I also like that I can save the boards for use on other projects (less of a thing for those of you who are only working on your own home). I tend to go with the same colours on multiple projects, and it's handy to have a large sample I can show clients so they see just what they are getting.

The only thing that the board samples don't get you: you still need to use multiple coats for saturated reds.

Red needs multiple coats

This was the first coat of the board for the dining room. I want a very saturated red in there, and this is pretty nice: Benjamin Moore AF-290 Caliente. That's an Aura paint colour, the only one we ended up using, so we'll see how a professional painter feels about using the Aura paint (for those who do not know, a post I made 8 years ago about Aura paint is the single most popular post on this site and still generates super angry comments that I have to moderate heavily).

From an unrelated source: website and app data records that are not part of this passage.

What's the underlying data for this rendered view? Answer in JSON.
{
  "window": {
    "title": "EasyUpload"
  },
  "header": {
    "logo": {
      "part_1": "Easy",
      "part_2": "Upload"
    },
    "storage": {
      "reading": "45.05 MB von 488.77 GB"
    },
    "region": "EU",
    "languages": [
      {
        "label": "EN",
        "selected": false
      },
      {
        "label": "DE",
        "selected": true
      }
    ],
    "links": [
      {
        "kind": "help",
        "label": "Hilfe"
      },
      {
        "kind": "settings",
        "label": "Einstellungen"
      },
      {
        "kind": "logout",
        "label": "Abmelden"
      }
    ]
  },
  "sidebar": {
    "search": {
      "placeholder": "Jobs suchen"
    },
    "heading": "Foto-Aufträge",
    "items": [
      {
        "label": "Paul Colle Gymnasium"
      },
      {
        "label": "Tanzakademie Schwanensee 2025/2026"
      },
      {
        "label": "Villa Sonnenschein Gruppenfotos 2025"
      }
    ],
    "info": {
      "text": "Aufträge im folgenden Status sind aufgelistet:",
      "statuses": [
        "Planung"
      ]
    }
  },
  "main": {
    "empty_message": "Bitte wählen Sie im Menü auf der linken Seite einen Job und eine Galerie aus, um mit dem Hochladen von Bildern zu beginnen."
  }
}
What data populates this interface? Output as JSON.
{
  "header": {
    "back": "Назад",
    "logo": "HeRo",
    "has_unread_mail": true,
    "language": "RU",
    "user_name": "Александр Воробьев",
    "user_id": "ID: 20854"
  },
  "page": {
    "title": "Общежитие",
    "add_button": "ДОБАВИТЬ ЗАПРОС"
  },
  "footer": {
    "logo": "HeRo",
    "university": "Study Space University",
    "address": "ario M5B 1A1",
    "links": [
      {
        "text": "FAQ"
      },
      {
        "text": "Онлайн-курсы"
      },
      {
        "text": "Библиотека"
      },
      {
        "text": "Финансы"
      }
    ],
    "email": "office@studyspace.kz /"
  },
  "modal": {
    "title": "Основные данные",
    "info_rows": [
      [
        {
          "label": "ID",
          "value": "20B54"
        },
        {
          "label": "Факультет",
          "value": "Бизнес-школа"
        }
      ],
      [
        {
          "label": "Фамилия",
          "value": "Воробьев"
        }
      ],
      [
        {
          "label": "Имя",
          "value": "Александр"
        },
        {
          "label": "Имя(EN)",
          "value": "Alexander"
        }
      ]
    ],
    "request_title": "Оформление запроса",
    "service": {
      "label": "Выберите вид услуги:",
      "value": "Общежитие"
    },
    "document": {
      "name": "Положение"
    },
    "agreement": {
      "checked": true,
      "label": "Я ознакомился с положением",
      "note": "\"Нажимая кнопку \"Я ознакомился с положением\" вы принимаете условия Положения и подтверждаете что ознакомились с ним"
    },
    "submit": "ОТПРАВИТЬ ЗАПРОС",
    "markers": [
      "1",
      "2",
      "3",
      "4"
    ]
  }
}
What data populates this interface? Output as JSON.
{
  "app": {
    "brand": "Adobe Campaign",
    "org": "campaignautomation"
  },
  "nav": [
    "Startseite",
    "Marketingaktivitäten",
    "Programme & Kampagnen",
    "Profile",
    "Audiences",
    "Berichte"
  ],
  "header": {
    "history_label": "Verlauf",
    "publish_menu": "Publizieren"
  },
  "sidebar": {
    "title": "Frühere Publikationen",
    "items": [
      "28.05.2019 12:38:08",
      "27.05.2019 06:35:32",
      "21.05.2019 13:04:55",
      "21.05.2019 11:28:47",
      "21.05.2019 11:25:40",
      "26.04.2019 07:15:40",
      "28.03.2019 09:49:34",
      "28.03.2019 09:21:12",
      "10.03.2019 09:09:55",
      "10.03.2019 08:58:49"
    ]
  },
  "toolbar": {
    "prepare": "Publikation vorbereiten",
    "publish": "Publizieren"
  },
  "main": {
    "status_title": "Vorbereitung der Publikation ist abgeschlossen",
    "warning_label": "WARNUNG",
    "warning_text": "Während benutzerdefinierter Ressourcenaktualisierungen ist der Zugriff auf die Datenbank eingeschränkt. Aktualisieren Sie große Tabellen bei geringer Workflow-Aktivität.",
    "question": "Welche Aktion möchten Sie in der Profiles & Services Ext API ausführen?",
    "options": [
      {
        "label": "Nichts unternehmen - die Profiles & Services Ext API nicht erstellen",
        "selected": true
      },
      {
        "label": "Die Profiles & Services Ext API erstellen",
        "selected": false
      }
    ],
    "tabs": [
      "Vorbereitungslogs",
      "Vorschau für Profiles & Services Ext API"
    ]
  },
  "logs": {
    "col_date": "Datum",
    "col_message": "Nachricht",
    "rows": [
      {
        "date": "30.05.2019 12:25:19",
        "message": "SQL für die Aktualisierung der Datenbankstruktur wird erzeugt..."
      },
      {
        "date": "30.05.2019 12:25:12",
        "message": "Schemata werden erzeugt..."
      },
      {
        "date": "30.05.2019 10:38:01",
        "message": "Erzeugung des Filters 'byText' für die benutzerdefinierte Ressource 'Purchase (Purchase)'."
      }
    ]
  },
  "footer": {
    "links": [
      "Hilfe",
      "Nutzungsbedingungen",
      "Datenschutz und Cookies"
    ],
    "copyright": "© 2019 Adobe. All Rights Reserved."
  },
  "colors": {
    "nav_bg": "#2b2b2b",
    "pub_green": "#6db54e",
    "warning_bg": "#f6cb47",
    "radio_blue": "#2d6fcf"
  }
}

Here's the sample board in place:

Red for the dining room

It's the darker sample in that photo. What's interesting is that in direct sunlight, the paint is actually not as dark as I expected because it reflects light so much. Here it is out of direct sunlight:

The dining room red

That other red sample was actually for this:

A red ceiling in the middle bath

That will be the ceiling of the middle bathroom, in high gloss paint. Everybody panic now! It's funny to see the completely opposite reactions to that bathroom. Some people love it to pieces, some just shudder and remark that better my house than theirs.

(As you can see, I skimped on layers of paint for the sample and probably should have done at least one more.)

Some other colours we are considering:

New parlour colour

I decided I wanted to warm up the colour in the parlours. Previously we had used Benjamin Moore Jamaican Aqua 2048-60, which is a lovely colour in that room (I was less in love with it in our bedroom, which faced south). In it's place, I am contemplating two options: Benjamin Moore Warm Springs 682 or Benjamin Moore Green Wave 681, and this picture shows them side by side.

I'm also trying to decide what colour to paint the library cabinets:

Which colour for the built-ins?

These are Benjamin Moore La Paloma Gray 1551 and Benjamin Moore Balboa Mist 1549, and I'm not sure if I want to go darker or lighter. Given that this room hardly gets any direct sunlight, lighter might be better. On the other hand, a darker colour is a little more sophisticated. I also need to consider how this will play with the wall colour.

I already planned to use Balboa Mist in the kitchen, and chose the backsplash tile colour to work with it. And the La Paloma Gray is the colour for the hallways, a nice warm grayish as a background for art.

Which is where my dilemma happens. What happens here:

This wall is complicated

Is that the same wall is in the hallway (the back stairs) and a room (the kitchen). Right now I'm thinking that the La Paloma Gray will come down and go into the bay window, then end at the tile backsplash:

Meeting the kitchen tile wall

Because it's a shade in the same family, it plays well with the backsplash, so that works OK.

(I am skipping a bunch of colours because the photos of the sample boards came out weirdly or they are kind of boring.)

Finally, the bay window bedroom is going to be a somewhat saturated blue. This was Noel's colour choice, and there you have it. He selected the colour on the left, and I added the colour on the right which is a shade lighter because colours can appear much darker on the wall. Both actually look pretty nice.

Blue for the bay window bedroom

The trim is going to be, for the most part, Benjamin Moore Super white PM-1. It's a classic warm white and works in a lot of spaces, so I tend to use it a lot. They don't call it Super White for no reason.

The challenge, of course, is that now that I've done this I need to put together a detailed spreadsheet of the various surfaces to be painted so the painter has all the information needed to get to work on the house.

posted by ayse on 07/28/17